With PCP you still need to pay a deposit, but after that the rest of the cost is spread over an agreed term with monthly payments that are determined by the deposit amount, expected mileage, and the length of the contract. You can make a larger payment during the contract to own the car outright, or you can trade the car for a different one, making it a popular route for those wishing to drive the newest vehicle each year. Of course, new cars depreciate pretty much from the get-go, and this is not reflected in your payments – you’ll still be paying as if it’s the new car you picked up at the beginning of the contract.

As a PCP user, you’re also far more likely to use the service again when it comes to upgrading your vehicle, which will likely see you making larger payments and/or extending the period of these payments. Short-term, it’s still cheaper than buying a car outright, of course, but long-term you are, in effect, perpetually hiring your private vehicle.

Where PCP has proven to be particularly problematic is in regard to the incentives offered with such an arrangement. Some retailers, it seems, are using the opportunity to sell according to their own commissions rather than in the customer’s best interest.

Another potential problem with an increased use of PCP is that it’s becoming easier to borrow money. Lenders have targets to meet and to help them do so, credit acceptance has become easier to achieve. For those with low credit ratings or income, that’s not the great news it might appear to be as debt piles upon debt. It also has a pretty big impact on the country’s economy as a whole.

Then there’s Personal Contract Hire (PCH), long-term leasing that allows you to drive the newest models without forking out a fortune. While leasing a vehicle through PCH does allow drivers access to vehicles they may not normally be able to afford, and though the payments can be lower than with a PCP agreement, the most obvious downside is that there is no option to buy at the end of the term. After all those payments you’ll have nothing to show for your money because all you’ve done is hire the vehicle.

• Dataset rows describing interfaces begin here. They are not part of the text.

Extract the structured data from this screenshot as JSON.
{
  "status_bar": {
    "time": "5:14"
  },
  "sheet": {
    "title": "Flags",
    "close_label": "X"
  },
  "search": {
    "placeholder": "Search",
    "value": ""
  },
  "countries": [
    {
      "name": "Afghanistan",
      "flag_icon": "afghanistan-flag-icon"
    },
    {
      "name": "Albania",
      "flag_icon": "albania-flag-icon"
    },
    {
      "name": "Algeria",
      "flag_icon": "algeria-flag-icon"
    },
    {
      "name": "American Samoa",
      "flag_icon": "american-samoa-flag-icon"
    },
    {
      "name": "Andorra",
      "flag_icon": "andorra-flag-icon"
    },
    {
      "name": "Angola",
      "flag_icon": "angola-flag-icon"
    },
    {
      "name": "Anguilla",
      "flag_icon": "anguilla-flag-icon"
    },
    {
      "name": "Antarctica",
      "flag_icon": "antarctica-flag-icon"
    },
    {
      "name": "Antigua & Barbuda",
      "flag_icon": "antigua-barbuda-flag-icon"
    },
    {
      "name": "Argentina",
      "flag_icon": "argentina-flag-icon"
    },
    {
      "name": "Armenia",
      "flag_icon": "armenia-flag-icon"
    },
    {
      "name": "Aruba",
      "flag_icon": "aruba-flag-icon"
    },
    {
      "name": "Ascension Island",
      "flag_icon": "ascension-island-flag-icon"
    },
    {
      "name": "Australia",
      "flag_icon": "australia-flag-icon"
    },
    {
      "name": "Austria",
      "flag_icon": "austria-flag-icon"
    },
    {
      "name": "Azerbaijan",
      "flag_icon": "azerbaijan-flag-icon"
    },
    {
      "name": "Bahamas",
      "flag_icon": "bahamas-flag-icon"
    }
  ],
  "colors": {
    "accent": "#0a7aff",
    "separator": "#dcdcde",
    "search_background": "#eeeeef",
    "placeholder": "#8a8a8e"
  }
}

What’s more, if you no longer want to use PCH, there are often fees to pay for exiting the agreement before the contract has run its course. And if you miss payments, then guess what asset gets reclaimed by the company lending the money? That’s right, it’s the vehicle. So you’re back to square one again, having nothing to show for your money.

Is it all doom and gloom?

Not necessarily. On the upside, the growing use of PCP has meant the second-hand market has seen an influx of stock thanks to ‘end-of-contract’ cars, many of which are sold at a reduced price. We may well see an increase in the price of new cars due to a lack of supply (thanks to factories closing or reducing their productivity as a result of COVID-19), these surplus second-hand vehicles can provide a very affordable alternative to buying new.

Considering how vehicles are being manufactured to much higher standards these days, replacing them yearly becomes more of a ‘cosmetic’ consideration rather than mechanical necessity anyway, but if you want to maintain the idea of having the newest vehicle by disguising its age – especially if you intend to keep the vehicle for a number of years – then ‘Cover’ number plates make an excellent solution.

A ‘Cover’ plate is a private plate without the higher cost sometimes associated with the more personal plates, such as those that spell a name or occupation. And because so many of them lack ‘age identifiers’ it means many are suitable for any age of vehicle. Even those with age identifiers can hide the vehicle’s age if the date on the plate is so old that it clearly doesn’t apply to the make and model you’ve put it on!

People upgrade their vehicle for a variety of reasons, be it to project an image, or maintain customer and client confidence, but when a recession can make the cost of upgrading your vehicle impractical, then cheap private number plates are a great way to go, rather than face the pitfalls of prolonged payments, over a long period of uncertain financial time.

As an alternative to buying a new vehicle, cover plates are also a good purchase for those aiming to be more environmentally conscious. Similarly, if you’ve changed over to a low emissions or electric vehicle then it’s likely you’ve already bought new, or close to it, but there will be little need to upgrade it each year.

In short, when it comes to upgrading your vehicle, you don’t necessarily need to replace the whole thing. You can avoid spending thousands and thousands of pounds, and the commitment of ongoing payments, by simply getting yourself a private number plate.

So, Why not spend less, and get more out of your present vehicles with a set of bargain number plates!